Work request. Among the lines of the records below, copy those that hold the word "護衛艦こんごう近代化マスト".

************

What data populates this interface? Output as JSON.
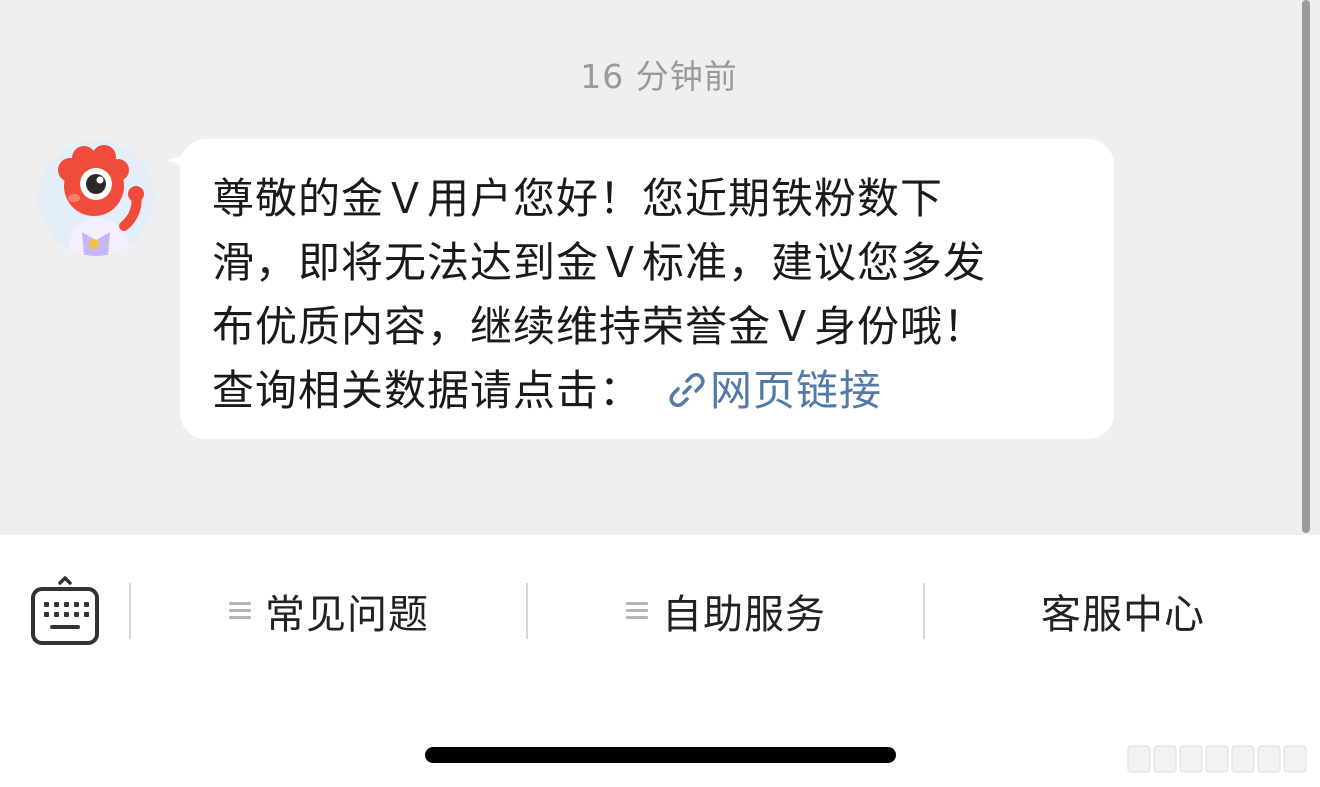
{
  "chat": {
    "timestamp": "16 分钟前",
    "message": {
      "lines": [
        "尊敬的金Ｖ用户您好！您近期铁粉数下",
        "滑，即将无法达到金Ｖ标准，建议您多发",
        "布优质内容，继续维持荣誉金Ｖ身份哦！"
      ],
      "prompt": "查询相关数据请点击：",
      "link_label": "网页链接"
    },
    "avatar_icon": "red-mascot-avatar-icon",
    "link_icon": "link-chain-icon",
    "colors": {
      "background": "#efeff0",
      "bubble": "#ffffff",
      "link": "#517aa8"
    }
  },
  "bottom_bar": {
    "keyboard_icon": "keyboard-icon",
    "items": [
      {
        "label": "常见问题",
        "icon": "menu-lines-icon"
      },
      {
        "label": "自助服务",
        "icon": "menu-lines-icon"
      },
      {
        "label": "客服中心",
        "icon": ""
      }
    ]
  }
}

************

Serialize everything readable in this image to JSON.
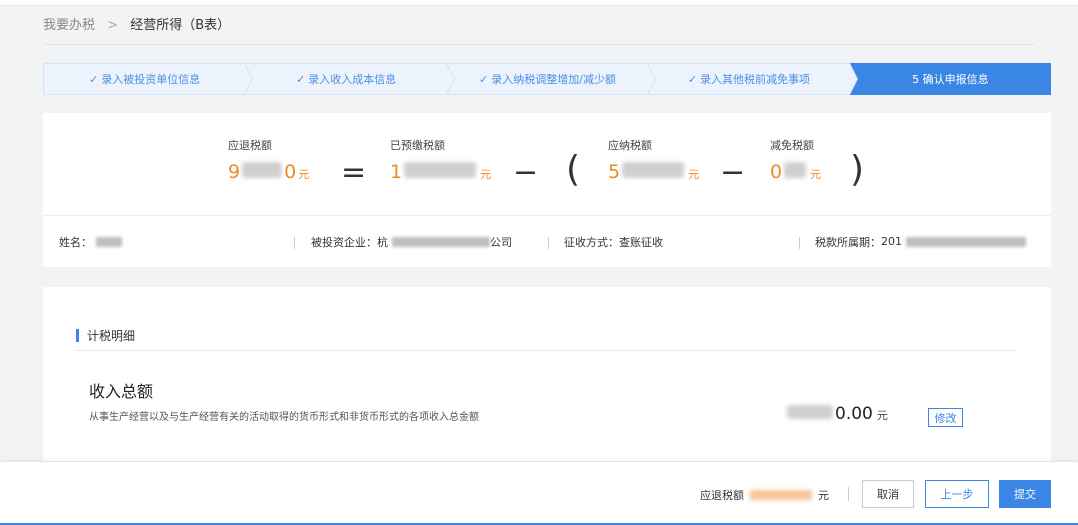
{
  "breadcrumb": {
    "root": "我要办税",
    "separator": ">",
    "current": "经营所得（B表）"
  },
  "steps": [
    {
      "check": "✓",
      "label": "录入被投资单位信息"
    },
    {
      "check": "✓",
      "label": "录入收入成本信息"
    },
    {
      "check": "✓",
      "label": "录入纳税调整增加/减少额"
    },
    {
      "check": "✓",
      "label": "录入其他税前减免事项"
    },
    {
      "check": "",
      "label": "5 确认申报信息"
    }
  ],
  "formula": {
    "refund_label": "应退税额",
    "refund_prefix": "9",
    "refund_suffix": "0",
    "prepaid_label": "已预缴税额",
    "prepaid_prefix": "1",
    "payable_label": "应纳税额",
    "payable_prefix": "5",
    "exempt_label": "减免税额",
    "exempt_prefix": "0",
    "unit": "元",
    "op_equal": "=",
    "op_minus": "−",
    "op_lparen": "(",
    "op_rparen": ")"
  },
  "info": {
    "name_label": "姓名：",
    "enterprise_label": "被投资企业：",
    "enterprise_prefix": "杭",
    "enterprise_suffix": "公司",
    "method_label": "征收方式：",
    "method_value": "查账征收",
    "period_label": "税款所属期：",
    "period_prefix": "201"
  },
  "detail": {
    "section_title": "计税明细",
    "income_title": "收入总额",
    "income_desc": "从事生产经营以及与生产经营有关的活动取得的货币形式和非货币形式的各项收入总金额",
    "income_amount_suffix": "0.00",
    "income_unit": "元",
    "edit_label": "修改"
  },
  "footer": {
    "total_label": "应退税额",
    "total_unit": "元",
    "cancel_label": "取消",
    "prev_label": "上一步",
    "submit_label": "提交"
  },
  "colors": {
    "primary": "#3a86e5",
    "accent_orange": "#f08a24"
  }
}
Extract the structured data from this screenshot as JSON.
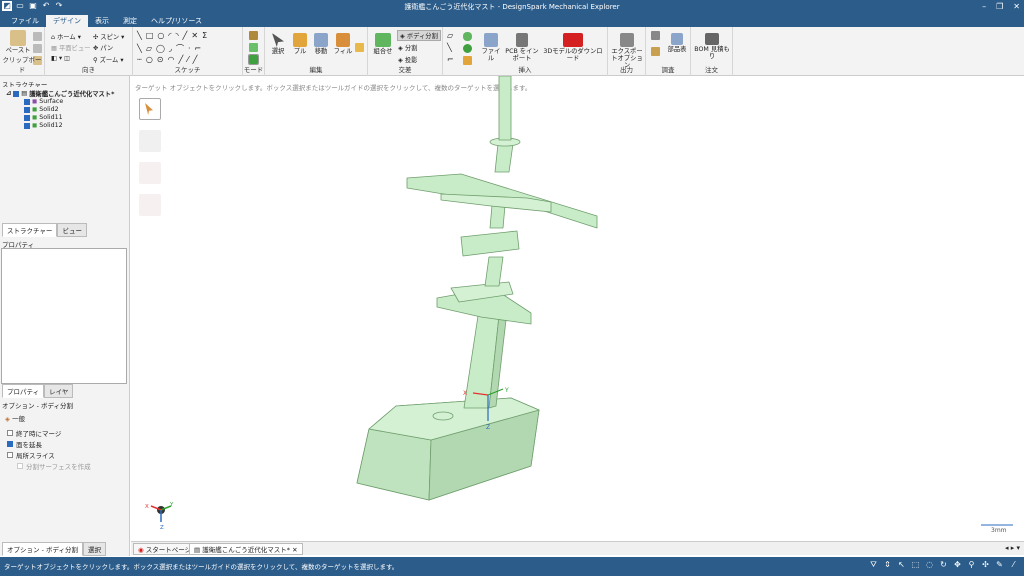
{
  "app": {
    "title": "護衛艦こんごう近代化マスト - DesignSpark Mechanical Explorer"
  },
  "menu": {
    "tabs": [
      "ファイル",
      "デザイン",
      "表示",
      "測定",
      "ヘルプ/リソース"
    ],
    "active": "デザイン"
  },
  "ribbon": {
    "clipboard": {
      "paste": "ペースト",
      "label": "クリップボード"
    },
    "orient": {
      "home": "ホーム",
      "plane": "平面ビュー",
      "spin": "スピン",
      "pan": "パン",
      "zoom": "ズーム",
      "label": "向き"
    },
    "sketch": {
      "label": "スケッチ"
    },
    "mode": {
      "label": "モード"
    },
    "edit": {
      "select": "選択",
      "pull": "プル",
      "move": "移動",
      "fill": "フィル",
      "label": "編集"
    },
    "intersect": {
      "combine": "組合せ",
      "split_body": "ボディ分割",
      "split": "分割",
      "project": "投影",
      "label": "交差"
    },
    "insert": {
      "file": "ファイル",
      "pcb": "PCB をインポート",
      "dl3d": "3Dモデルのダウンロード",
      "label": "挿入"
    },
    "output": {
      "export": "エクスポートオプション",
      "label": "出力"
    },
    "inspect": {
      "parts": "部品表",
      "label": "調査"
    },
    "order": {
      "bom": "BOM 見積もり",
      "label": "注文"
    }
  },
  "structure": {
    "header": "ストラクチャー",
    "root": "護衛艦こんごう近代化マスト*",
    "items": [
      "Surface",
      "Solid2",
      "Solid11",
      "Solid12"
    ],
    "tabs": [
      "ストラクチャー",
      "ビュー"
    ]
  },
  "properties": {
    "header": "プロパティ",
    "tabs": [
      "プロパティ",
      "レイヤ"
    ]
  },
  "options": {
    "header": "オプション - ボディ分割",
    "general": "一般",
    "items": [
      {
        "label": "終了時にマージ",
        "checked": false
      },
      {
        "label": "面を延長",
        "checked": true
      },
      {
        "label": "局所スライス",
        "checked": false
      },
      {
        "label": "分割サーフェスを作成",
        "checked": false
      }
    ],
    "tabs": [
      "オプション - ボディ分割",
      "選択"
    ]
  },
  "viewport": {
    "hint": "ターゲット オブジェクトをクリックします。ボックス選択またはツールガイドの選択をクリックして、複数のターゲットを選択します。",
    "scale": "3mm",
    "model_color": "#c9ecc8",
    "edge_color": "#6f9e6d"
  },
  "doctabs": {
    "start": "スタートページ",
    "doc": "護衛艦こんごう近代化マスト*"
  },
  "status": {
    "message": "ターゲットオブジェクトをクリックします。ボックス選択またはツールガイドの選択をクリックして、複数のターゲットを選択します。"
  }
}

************

Solution.
    "title": "護衛艦こんごう近代化マスト - DesignSpark Mechanical Explorer"
    "root": "護衛艦こんごう近代化マスト*",
    "doc": "護衛艦こんごう近代化マスト*"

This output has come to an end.